What Data Structures Are Used by the First Pass of Assembler?
The first pass of an assembler is a crucial step in the process of converting assembly language code into machine code. During this pass, the assembler scans through the source code and builds important data structures that are essential for subsequent passes. These data structures help in resolving symbols, managing memory, and generating the final object code.
One of the key data structures used by the first pass of an assembler is the symbol table. The symbol table keeps track of all labels defined in the source code along with their corresponding addresses or values. It serves as a reference for resolving symbols during later passes.
The symbol table can be implemented using various data structures such as arrays, linked lists, or hash tables. Each entry in the symbol table typically consists of a label name and its associated value or address.
In addition to symbols, assemblers often encounter literals in assembly language programs. These literals are constants that are used within the program but not explicitly defined with labels. The first pass identifies such literals and creates a literals table to keep track of them.
The literals table records information about each literal encountered, including its value and address. This information is crucial for generating appropriate instructions or storing literal values in memory during subsequent passes.
Another essential data structure used by the first pass of an assembler is the location counter. The location counter keeps track of the current memory location being processed by the assembler during its scan through the source code.
The location counter is incremented as instructions and data are encountered, ensuring that each instruction or datum is assigned a unique address within memory. It also helps in calculating relative addresses and offsets for branch instructions.
Error Reporting Structures
During the first pass, assemblers need to detect and report various errors in the source code, such as undefined labels or invalid instructions. To facilitate error reporting, the first pass may utilize additional data structures like error tables or lists.
These error reporting structures store information about each encountered error, including the line number and a description of the error. This allows the assembler to provide informative error messages to help programmers identify and rectify their mistakes.

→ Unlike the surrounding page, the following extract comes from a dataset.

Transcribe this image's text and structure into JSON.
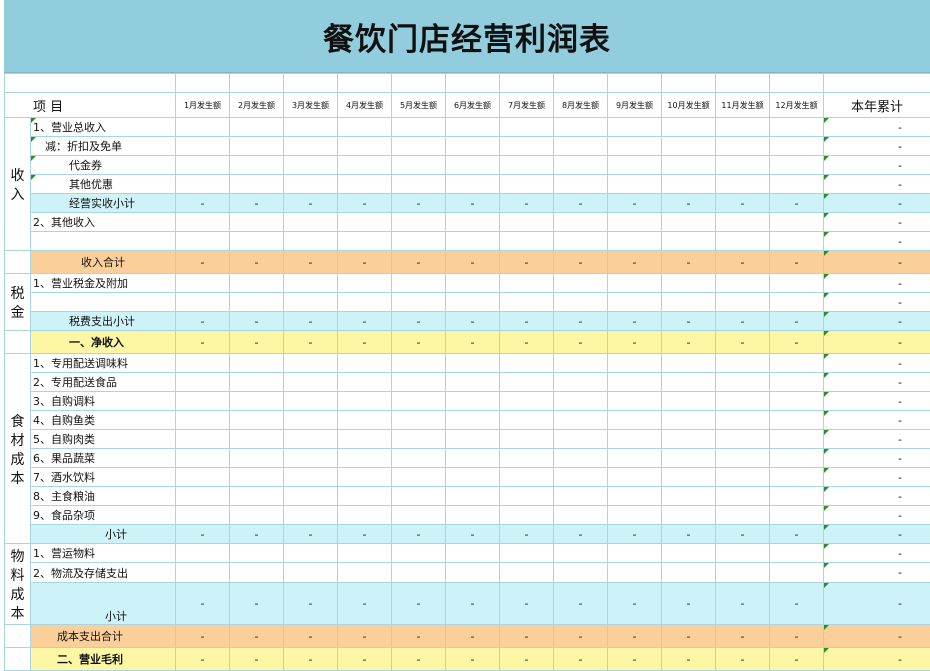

The first pass of an assembler involves the creation of several important data structures that lay the foundation for subsequent passes. The symbol table, literals table, location counter, and error reporting structures are key components used during this phase. Understanding these data structures helps in comprehending the inner workings of an assembler and enables efficient translation from assembly language code to machine code.